September 06, 2017 10:00 AM
 | 
Teresa Parker-Farris newwave@tulane.edu
  

Unfamiliar Again: Contemporary Women Abstractionists runs Aug. 24 through Dec. 23, 2017, in the Newcomb Art Museum. (Photo by Jefferey Johnston)

 

The Newcomb Art Museum opened its first exhibition of the fall semester this week, Unfamiliar Again: Contemporary Women Abstractionists.

Honoring the Newcomb College legacy of focusing on women artists, the exhibition features the work of Rachel Beach, Morgan Blair, Amy Ellingson, Brittany Nelson, Alyse Rosner, Barbara Takenaga and Anne Vieux. Their works defamiliarize common imagery, resisting easy comprehension.

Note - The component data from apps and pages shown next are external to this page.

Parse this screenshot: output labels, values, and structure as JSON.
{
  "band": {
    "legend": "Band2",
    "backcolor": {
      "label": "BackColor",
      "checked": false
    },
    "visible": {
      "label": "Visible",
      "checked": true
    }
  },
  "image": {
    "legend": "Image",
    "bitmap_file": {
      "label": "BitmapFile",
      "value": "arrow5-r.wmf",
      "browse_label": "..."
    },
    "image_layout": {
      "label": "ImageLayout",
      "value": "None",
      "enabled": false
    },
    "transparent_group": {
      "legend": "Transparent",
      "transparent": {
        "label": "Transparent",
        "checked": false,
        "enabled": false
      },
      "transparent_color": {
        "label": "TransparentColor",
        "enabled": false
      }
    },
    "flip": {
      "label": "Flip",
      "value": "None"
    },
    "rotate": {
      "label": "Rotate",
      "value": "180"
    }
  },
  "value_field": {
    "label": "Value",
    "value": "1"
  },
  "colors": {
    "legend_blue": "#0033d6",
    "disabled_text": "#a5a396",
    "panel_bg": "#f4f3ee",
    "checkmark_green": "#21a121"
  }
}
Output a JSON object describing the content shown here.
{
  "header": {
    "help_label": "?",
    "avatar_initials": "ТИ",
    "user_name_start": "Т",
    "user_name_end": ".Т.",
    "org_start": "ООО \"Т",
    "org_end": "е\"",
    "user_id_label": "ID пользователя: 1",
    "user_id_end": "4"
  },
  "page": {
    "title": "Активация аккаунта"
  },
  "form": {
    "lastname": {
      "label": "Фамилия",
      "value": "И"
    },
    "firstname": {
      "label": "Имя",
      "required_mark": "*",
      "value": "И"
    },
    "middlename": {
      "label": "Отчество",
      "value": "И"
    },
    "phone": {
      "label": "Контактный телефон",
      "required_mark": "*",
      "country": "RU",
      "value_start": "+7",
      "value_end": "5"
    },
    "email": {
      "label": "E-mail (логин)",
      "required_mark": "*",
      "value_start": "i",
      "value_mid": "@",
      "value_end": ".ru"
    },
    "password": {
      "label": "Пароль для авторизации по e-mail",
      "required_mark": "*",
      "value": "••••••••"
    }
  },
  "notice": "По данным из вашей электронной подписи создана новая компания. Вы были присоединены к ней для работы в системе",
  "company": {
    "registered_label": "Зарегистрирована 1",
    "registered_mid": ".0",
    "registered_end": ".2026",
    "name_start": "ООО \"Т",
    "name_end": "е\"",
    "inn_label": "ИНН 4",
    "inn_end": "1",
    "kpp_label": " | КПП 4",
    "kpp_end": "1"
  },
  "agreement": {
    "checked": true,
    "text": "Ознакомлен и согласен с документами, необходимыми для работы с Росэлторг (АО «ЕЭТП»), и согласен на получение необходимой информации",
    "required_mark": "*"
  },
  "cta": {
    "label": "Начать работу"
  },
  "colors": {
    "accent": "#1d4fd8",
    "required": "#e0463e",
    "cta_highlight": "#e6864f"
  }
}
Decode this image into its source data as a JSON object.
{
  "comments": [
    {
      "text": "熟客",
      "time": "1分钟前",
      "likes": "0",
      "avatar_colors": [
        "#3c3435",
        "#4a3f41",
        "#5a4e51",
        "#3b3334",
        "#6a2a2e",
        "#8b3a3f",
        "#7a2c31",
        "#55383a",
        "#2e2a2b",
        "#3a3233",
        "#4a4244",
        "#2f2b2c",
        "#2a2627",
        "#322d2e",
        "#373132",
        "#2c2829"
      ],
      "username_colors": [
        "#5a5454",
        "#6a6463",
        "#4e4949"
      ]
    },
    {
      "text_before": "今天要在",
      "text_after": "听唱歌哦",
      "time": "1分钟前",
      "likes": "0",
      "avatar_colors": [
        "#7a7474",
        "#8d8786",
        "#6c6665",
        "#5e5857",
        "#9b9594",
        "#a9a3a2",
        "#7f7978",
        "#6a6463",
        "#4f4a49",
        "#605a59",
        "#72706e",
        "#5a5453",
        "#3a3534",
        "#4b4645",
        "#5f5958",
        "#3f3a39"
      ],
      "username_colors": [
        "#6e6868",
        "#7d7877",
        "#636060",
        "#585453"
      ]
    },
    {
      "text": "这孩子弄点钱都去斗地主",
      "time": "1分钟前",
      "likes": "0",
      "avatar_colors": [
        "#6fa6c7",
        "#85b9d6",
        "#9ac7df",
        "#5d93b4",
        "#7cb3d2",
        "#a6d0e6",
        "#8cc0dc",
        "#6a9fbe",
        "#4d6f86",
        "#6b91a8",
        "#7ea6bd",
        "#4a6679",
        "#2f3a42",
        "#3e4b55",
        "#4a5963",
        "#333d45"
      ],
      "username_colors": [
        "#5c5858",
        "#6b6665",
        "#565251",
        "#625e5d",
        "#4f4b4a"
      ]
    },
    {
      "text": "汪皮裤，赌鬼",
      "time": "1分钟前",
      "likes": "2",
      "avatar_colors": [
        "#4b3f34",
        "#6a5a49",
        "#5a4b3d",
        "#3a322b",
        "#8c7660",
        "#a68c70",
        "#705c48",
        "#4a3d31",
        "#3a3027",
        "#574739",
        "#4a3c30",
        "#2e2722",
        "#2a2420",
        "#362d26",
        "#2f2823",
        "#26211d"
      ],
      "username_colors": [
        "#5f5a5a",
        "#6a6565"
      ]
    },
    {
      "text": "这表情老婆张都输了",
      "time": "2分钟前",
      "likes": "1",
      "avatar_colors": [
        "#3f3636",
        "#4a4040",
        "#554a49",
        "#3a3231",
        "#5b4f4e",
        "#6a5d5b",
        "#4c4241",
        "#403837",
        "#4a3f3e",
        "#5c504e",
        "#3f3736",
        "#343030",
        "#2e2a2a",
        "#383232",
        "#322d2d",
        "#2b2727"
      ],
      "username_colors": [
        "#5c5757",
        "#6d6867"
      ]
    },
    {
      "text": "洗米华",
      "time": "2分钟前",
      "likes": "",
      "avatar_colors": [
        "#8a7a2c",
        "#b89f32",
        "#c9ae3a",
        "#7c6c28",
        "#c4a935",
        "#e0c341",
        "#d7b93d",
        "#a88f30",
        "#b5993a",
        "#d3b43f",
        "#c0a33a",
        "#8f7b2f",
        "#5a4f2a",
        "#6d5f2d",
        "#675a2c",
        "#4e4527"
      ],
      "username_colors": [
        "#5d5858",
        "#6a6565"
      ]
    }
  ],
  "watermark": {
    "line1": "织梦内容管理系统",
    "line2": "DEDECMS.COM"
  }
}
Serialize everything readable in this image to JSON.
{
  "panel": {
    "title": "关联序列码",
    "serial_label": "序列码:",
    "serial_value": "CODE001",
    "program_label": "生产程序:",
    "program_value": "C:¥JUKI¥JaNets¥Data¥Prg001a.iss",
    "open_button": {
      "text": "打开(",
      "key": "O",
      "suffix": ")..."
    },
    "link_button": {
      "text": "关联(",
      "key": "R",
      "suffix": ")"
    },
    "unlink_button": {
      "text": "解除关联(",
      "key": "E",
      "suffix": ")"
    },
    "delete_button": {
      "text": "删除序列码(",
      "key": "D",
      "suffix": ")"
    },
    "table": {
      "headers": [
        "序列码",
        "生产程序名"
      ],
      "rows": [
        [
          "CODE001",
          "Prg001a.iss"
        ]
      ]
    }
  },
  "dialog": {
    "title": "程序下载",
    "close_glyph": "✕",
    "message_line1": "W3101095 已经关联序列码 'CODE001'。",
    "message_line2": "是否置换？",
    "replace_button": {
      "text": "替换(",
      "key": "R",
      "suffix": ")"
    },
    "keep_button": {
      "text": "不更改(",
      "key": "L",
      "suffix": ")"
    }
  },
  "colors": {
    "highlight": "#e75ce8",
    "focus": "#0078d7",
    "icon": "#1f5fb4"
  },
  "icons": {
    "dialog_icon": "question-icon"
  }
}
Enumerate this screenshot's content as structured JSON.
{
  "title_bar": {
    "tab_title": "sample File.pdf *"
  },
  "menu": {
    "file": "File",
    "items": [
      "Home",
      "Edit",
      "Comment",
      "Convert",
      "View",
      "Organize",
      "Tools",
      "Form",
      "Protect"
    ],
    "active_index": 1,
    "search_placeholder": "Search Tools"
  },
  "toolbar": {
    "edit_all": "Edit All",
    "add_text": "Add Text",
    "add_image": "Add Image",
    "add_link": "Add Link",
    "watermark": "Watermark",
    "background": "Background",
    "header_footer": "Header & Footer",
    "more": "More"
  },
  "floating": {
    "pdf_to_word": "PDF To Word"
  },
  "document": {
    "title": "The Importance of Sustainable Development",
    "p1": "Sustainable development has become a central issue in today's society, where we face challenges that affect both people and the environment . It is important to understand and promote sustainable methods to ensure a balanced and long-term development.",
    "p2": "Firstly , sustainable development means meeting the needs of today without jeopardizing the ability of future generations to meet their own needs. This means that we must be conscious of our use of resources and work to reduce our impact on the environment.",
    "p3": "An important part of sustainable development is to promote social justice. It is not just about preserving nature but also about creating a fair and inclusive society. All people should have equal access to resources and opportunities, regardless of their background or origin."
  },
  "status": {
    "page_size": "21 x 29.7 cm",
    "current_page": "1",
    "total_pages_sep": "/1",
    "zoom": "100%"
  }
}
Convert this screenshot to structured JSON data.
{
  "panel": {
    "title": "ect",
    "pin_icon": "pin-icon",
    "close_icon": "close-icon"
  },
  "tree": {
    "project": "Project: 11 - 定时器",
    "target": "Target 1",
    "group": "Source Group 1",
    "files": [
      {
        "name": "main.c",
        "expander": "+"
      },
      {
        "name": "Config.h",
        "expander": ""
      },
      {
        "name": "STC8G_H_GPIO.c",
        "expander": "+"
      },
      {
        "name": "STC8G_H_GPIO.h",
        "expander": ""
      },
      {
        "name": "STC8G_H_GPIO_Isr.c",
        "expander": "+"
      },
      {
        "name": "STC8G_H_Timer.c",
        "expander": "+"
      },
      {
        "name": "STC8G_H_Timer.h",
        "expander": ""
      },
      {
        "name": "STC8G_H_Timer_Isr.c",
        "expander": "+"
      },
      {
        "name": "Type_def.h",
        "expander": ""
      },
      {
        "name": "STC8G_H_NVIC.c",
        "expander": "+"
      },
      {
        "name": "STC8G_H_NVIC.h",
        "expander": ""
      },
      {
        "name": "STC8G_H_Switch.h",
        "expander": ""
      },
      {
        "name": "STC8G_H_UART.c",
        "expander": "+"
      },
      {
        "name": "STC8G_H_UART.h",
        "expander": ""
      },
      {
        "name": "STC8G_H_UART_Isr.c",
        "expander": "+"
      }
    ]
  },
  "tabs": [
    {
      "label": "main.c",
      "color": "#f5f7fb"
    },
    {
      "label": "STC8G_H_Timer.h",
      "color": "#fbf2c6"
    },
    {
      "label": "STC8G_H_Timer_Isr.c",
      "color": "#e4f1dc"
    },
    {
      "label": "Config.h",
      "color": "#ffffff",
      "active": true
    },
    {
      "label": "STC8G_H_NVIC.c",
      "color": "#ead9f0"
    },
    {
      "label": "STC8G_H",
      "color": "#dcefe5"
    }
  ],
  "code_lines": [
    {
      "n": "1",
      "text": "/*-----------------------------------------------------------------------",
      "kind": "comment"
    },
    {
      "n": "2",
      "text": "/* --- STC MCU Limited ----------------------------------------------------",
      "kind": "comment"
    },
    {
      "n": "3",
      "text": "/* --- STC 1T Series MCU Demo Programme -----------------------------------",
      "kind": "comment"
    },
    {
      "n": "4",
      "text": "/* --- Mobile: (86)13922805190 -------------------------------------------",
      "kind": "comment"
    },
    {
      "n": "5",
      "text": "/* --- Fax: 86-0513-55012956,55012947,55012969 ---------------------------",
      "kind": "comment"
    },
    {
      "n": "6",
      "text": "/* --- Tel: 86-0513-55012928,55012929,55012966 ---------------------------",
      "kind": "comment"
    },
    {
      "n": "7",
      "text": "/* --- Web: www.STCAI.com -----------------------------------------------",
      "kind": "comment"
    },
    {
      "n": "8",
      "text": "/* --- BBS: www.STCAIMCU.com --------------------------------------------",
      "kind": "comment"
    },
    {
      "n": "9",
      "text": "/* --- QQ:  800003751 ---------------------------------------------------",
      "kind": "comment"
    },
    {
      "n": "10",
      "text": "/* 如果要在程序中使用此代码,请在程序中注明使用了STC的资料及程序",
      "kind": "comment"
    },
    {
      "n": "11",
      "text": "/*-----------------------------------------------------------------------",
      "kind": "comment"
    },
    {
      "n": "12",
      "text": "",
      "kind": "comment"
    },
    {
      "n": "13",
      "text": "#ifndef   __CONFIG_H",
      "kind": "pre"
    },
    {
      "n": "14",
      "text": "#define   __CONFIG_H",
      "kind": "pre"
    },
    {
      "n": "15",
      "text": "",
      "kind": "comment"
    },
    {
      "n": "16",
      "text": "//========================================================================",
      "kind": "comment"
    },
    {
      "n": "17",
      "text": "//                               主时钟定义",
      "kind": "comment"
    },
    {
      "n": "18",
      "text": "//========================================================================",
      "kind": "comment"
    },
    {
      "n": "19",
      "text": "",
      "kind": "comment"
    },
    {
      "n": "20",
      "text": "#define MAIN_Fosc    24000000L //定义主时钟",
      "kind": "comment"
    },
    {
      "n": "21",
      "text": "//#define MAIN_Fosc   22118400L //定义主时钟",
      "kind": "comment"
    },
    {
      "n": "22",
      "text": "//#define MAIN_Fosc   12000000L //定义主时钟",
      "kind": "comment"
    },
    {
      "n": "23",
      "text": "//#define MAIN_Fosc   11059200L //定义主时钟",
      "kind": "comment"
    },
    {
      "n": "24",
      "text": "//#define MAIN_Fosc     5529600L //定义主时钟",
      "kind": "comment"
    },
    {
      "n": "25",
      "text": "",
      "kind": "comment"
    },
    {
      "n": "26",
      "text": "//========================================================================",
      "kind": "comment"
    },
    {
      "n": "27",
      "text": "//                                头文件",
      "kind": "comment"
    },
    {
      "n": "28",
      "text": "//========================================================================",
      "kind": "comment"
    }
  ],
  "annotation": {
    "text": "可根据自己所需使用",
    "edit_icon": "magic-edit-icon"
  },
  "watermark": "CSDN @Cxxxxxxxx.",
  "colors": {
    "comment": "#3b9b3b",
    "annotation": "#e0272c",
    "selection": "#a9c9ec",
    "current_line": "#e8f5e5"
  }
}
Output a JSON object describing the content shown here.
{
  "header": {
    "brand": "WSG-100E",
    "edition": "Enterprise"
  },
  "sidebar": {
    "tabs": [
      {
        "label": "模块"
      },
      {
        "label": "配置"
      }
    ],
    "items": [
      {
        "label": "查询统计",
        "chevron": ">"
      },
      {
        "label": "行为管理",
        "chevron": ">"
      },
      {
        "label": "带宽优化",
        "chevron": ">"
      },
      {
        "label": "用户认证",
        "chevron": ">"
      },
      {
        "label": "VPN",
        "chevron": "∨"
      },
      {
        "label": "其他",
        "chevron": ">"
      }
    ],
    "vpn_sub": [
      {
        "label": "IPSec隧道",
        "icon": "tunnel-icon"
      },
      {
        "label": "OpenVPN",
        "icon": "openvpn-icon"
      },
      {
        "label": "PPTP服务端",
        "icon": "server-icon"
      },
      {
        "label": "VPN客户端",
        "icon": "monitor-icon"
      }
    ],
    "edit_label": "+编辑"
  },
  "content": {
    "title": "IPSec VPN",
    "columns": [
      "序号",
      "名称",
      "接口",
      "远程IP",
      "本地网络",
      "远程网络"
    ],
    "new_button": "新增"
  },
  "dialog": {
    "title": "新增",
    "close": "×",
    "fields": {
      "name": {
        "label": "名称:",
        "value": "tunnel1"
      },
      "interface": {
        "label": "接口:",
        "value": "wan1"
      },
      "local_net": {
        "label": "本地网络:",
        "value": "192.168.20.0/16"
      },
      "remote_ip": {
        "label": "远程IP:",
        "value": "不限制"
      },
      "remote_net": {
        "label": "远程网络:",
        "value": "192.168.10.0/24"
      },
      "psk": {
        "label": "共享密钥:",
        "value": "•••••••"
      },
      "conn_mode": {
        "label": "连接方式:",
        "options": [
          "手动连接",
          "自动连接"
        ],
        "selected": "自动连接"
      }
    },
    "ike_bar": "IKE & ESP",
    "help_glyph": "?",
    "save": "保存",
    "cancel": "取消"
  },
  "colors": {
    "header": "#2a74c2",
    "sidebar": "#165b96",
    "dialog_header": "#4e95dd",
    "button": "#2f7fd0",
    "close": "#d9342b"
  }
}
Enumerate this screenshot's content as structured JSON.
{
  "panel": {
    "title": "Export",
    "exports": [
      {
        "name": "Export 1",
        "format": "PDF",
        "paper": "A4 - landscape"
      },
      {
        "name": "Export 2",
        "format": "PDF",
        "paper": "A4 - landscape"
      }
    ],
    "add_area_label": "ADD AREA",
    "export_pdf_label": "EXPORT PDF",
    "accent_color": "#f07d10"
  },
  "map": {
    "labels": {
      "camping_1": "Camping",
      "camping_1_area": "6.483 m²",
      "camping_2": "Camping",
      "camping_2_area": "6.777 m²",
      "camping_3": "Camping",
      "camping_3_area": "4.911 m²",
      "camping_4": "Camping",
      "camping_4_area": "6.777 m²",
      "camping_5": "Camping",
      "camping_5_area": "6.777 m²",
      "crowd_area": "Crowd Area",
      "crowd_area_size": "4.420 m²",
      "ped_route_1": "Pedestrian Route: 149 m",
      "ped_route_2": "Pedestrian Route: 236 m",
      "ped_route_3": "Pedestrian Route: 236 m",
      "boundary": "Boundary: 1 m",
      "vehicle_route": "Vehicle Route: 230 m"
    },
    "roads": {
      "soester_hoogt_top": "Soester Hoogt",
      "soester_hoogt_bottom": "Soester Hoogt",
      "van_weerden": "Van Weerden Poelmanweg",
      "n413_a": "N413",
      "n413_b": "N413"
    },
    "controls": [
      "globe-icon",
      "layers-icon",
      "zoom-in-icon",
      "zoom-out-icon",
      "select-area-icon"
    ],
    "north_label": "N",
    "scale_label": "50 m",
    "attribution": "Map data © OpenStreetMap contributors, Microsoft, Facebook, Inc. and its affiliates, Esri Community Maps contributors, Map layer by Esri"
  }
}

“This is a timely exhibition with major institutions such as the Denver Art Museum and New York’s Museum of Modern Art increasingly looking at women abstractionists,” said museum director Monica Ramirez-Montagut.

“By devoting themselves to process, these artists experience revelation in the deliberate progression of steps of creative expression.”

Monica Ramirez-Montagut

Such examinations “offer a critical counterbalance to the longstanding narrative of male artists working within the abstract tradition.” 

Newcomb’s inclusion of contemporary women artists from across the U.S. — whether established, mid-career or emerging — and a focus on creative process distinguish Unfamiliar Again. Other recent museum shows have primarily showcased the aesthetic, or formal qualities of works, many created a half a century ago.

The methods of the exhibition’s artists are nuanced, time-intensive and often drawn from unlikely modernized sources. These include “DIY” videos on YouTube, Photoshop errors, digital distortions, smart phone apps and manipulated or synthetic materials such as scanned iridescent paper or faux-suede finishes.

“By devoting themselves to process, these artists experience revelation in the deliberate progression of steps of creative expression,” said Ramirez-Montagut. “Yet such discovery may remain elusive for viewers as the artists encourage inquiry rather than providing immediate answers.”

The exhibition runs Aug. 24 through Dec. 23, 2017.